Monday, August 10th, 2009
competitive keys

At the beginning of the year, it was possible to hope that Tiger Woods would be arriving at Hazeltine National Golf Club this week with the opportunity to capture the elusive calendar Grand Slam and also tie Jack Nicklaus for the most professional major championships ever won.  Alas, it was not to be.Much to my chagrin, since I am the chair of Hazeltine’s Heritage Committee.

Golf is under a lot of pressure these days, with rounds played down and equipment sales down and corporations somewhat afraid to attach their names to tournaments — even though such support is usually effective brand advertising and local charities benefit greatly as a result of a successful event.  This posting, however, is not a “state of golf” one, but a reflection on the dynamics of the game, which has never suffered for a shortage of analogies to life itself.  Others have commented that the quality of the literature about a sport varies inversely with the size of the ball used, and there is much for writers of all kinds to plumb in golf.the research puzzle | I took a crack at it once before, counseling investors and firms to consider what to do when they are “out of position.”

Similarly, Accenture has used Woods in a string of clever advertisements that explore the human elements of the game in ways that define the nature of play on the course and in business.Accenture | The campaign has evolved somewhat recently, with the inclusion of “economic adversity advertising.”  This link is a gateway to all of the ads referenced. They are presented as simple percentages of two important competitive attributes making up a whole, so one could spend a lot of time quibbling about the numbers.  For example, is golfing really 75% thinking about reward and 25% thinking about risk?  I know that at Hazeltine you generally need a healthier respect for what can go wrong than that, and that’s probably true in the markets as well, as we have discovered.

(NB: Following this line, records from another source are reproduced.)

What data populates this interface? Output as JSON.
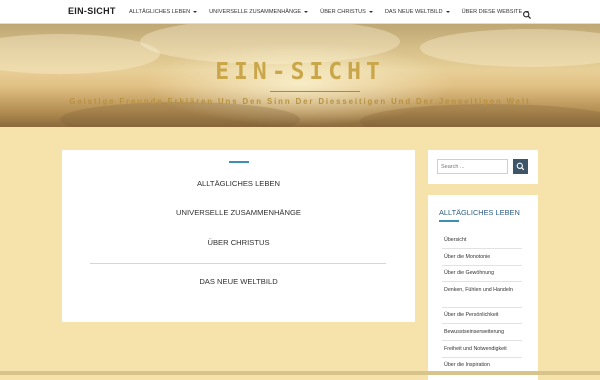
{
  "nav": {
    "brand": "EIN-SICHT",
    "items": [
      {
        "label": "ALLTÄGLICHES LEBEN",
        "has_dropdown": true
      },
      {
        "label": "UNIVERSELLE ZUSAMMENHÄNGE",
        "has_dropdown": true
      },
      {
        "label": "ÜBER CHRISTUS",
        "has_dropdown": true
      },
      {
        "label": "DAS NEUE WELTBILD",
        "has_dropdown": true
      },
      {
        "label": "ÜBER DIESE WEBSITE",
        "has_dropdown": true
      }
    ],
    "search_icon": "search-icon"
  },
  "hero": {
    "title": "EIN-SICHT",
    "tagline": "Geistige Freunde Erklären Uns Den Sinn Der Diesseitigen Und Der Jenseitigen Welt"
  },
  "main": {
    "links": [
      "ALLTÄGLICHES LEBEN",
      "UNIVERSELLE ZUSAMMENHÄNGE",
      "ÜBER CHRISTUS",
      "DAS NEUE WELTBILD"
    ]
  },
  "sidebar": {
    "search": {
      "placeholder": "Search ...",
      "icon": "search-icon"
    },
    "menu": {
      "title": "ALLTÄGLICHES LEBEN",
      "items": [
        "Übersicht",
        "Über die Monotonie",
        "Über die Gewöhnung",
        "Denken, Fühlen und Handeln",
        "Über die Persönlichkeit",
        "Bewusstseinserweiterung",
        "Freiheit und Notwendigkeit",
        "Über die Inspiration"
      ]
    }
  },
  "colors": {
    "page_background": "#f5e3ab",
    "accent": "#3f8fb0",
    "sidebar_title": "#2c5f86",
    "hero_title": "#caa64b",
    "search_button": "#3d5566"
  }
}
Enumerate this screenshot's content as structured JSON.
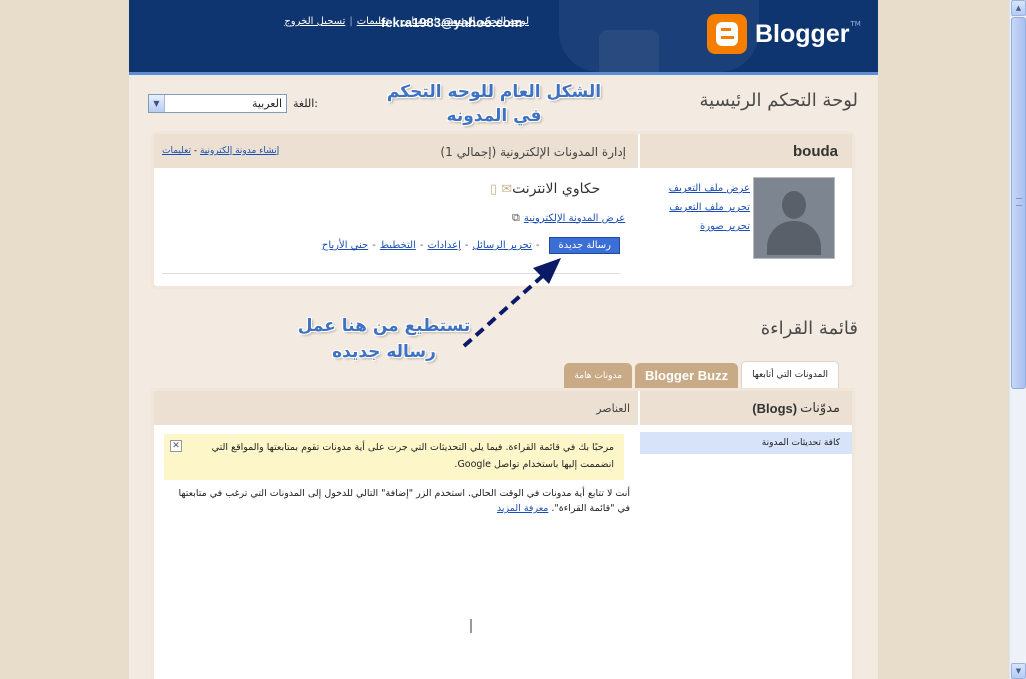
{
  "header": {
    "links": [
      "لوحة التحكم الرئيسية",
      "حسابي",
      "تعليمات",
      "تسجيل الخروج"
    ],
    "email": "fekra1983@yahoo.com",
    "logo_text": "Blogger",
    "logo_tm": "TM",
    "brand_color": "#f57d00"
  },
  "dashboard": {
    "title": "لوحة التحكم الرئيسية",
    "language_label": "اللغة:",
    "language_value": "العربية"
  },
  "annotations": {
    "top_line1": "الشكل العام للوحه التحكم",
    "top_line2": "في المدونه",
    "mid_line1": "تستطيع من هنا عمل",
    "mid_line2": "رساله جديده"
  },
  "profile": {
    "name": "bouda",
    "links": [
      "عرض ملف التعريف",
      "تحرير ملف التعريف",
      "تحرير صورة"
    ]
  },
  "blogs_panel": {
    "title": "إدارة المدونات الإلكترونية (إجمالي 1)",
    "create_link": "إنشاء مدونة إلكترونية",
    "help_link": "تعليمات",
    "blog_name": "حكاوي الانترنت",
    "view_blog": "عرض المدونة الإلكترونية",
    "new_post": "رسالة جديدة",
    "actions": [
      "تحرير الرسائل",
      "إعدادات",
      "التخطيط",
      "جني الأرباح"
    ]
  },
  "reading_list": {
    "title": "قائمة القراءة",
    "tabs": [
      "المدونات التي أتابعها",
      "Blogger Buzz",
      "مدونات هامة"
    ],
    "blogs_header_ar": "مدوّنات",
    "blogs_header_en": "(Blogs)",
    "items_header": "العناصر",
    "all_updates": "كافة تحديثات المدونة",
    "welcome_text": "مرحبًا بك في قائمة القراءة. فيما يلي التحديثات التي جرت على أية مدونات تقوم بمتابعتها والمواقع التي انضممت إليها باستخدام تواصل Google.",
    "no_follow_text": "أنت لا تتابع أية مدونات في الوقت الحالي. استخدم الزر \"إضافة\" التالي للدخول إلى المدونات التي ترغب في متابعتها في \"قائمة القراءة\".",
    "learn_more": "معرفة المزيد",
    "close_glyph": "✕"
  }
}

Many of the word pairings in the campaign are reflective of themes that I have written about since starting this blog, like agility versus stability, information and interpretation, right brain and left brain, and “what you did” as quite unimportant compared to “what you do next.”  A couple of the Accenture ads seem appropriate to golf and fit with the campaign, but are not as transferable to business.  Lining up a putt is more than just heart and nerve (there’s slope and grain and even wind to consider — and the feel of the green through your feet), and while there are certain business tasks that come down to those two factors, most don’t.Still, I like that ad, and think that the pounding of the heart and the calming of the nerves provide nice imagery and do fit in some circumstances.  Imagine the moment of stepping up to a podium to give a speech.

Of all of the messages, this is the one that seems most important to me (at least now):


Finding that balance is so important.  Many business opportunities and investment ideas are studied to the nth degree, with each piece of additional minutiae examined with a microscope — even though there may be a very simple factor that is all that really matters in the end.  Conversely, an observer of the markets is confronted by lots of electronic chatter these days that indicates that many make trades based upon only the scantest of information, with “a whim and a prayer” the apparent analytical approach.

Is 50/50 about right?  As always, it depends on the situation, but that seems a good starting point.  Having a healthy balance between macro and micro perspectives — and a willingness to see the wisdom of either approach — is as important in business as it is in golf.  Sometimes you get to hit a booming drive to a wide fairway and at other times you must tap the ball five feet with a perfect combination of pace and target or you will miss a shot that looked easy but wasn’t.

Those with a complete game tend to win.